#### Required work
Of the lines below, copy those that hold the word "signature".

··· Supplied data

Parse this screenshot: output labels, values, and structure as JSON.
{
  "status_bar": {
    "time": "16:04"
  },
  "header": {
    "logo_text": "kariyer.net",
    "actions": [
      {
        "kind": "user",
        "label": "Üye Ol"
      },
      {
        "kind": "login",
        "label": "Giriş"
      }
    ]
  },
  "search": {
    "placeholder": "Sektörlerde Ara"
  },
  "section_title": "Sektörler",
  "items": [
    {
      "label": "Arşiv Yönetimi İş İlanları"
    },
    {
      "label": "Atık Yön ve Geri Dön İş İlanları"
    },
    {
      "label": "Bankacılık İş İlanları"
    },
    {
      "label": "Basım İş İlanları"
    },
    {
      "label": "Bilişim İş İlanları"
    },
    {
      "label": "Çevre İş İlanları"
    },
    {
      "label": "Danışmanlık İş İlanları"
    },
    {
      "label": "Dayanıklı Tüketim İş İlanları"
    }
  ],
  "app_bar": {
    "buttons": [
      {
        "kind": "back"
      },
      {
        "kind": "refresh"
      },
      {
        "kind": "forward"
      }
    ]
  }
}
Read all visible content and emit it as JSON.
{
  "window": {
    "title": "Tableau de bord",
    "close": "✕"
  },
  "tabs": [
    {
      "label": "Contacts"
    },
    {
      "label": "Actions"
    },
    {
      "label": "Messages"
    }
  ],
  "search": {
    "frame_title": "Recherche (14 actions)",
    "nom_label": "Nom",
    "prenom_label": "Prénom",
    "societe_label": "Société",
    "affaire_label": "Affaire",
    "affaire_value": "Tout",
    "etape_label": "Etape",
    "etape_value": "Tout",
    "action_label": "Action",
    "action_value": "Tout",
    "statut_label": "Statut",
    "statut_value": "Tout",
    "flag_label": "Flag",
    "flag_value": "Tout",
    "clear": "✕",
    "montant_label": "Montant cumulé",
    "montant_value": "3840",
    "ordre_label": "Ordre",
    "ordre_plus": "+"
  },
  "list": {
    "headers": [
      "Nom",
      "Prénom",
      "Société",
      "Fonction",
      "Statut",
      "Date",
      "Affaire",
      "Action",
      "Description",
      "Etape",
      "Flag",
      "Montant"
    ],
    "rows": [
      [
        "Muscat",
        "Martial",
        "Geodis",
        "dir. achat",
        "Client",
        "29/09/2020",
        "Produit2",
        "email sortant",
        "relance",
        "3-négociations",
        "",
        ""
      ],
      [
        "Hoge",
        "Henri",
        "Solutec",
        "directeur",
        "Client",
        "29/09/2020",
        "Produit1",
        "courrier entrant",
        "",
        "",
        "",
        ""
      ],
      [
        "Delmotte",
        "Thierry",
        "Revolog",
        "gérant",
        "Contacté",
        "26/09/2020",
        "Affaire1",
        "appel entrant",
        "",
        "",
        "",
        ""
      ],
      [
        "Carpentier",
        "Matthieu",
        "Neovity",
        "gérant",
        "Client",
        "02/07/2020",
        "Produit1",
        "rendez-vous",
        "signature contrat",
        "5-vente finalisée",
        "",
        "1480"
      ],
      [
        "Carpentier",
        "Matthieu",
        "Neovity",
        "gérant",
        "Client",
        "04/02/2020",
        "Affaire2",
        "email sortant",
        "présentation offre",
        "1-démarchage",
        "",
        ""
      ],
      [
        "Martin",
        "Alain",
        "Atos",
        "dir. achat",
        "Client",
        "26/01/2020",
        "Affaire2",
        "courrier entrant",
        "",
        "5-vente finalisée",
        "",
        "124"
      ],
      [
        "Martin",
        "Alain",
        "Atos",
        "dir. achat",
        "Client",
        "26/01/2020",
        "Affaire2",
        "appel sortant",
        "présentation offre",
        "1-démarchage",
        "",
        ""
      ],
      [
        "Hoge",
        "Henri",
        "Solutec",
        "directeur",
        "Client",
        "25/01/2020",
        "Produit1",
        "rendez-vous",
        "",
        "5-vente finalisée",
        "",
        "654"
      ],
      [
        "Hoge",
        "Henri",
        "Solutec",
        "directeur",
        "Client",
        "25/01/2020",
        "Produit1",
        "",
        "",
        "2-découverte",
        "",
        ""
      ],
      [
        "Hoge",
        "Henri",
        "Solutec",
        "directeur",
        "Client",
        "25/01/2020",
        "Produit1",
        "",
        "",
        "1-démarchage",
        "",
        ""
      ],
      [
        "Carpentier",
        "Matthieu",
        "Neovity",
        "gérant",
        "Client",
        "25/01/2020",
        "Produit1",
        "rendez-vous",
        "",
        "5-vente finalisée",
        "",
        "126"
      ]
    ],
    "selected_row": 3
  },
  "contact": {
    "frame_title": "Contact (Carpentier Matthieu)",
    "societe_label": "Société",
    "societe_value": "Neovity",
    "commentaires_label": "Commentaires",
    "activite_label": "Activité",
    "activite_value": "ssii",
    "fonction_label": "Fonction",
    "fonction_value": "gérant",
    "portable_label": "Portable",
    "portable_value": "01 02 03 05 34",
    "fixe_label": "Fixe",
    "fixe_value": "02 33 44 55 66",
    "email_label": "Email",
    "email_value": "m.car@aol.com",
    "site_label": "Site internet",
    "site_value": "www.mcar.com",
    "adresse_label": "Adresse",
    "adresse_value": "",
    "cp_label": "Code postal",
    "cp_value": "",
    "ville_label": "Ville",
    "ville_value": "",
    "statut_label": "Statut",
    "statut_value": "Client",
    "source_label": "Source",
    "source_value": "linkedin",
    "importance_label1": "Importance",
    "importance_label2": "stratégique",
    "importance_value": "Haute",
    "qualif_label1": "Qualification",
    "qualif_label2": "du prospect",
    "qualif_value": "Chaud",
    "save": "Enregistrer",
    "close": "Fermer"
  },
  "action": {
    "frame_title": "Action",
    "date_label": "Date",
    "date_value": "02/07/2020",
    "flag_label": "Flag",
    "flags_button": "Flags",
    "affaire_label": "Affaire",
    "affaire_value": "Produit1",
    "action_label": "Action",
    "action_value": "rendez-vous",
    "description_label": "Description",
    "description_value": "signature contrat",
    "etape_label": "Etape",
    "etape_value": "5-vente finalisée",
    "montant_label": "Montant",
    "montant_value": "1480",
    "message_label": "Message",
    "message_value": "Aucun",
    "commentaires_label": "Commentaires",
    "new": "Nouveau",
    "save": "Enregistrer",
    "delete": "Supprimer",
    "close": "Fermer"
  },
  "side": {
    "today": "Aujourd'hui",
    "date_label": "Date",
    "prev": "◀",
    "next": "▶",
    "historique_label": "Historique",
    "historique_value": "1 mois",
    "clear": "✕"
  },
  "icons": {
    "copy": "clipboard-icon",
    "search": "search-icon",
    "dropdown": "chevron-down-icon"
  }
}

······

#### Completed exercise
        "signature contrat",
    "description_value": "signature contrat",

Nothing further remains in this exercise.